_Task statement_. Where a line of the listing below holds "value", add it to the tally; give only the final number.

_Data_.
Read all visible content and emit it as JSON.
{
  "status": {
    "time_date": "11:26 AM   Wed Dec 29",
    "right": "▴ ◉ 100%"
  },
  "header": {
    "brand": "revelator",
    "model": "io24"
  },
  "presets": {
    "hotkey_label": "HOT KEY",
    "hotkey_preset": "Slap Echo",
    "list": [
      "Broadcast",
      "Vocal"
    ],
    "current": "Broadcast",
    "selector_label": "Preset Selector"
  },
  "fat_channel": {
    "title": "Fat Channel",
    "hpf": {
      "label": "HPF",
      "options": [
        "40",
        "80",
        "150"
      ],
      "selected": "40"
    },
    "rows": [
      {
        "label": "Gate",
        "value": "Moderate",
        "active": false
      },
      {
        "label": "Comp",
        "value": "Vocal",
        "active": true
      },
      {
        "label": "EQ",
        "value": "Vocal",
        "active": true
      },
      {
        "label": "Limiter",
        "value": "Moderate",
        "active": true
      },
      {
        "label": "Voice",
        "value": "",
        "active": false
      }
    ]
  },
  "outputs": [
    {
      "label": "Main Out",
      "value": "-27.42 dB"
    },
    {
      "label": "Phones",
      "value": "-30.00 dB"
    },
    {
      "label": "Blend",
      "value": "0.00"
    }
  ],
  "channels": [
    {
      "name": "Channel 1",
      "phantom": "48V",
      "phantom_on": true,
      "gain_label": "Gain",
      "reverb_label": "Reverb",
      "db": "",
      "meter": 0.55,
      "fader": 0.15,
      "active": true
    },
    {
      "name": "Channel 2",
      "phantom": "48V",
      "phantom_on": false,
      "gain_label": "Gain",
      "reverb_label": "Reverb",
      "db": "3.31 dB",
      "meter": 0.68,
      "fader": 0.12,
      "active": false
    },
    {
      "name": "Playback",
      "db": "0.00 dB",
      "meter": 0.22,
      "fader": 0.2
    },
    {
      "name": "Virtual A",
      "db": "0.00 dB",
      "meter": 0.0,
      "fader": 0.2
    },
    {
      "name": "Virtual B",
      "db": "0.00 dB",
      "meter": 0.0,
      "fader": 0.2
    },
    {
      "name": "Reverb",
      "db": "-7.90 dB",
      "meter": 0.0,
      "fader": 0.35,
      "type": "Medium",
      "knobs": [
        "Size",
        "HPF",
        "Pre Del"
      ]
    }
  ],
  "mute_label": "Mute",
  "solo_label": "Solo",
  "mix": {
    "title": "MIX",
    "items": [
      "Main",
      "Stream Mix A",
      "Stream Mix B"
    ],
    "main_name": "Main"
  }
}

_Solution to the problem_. 8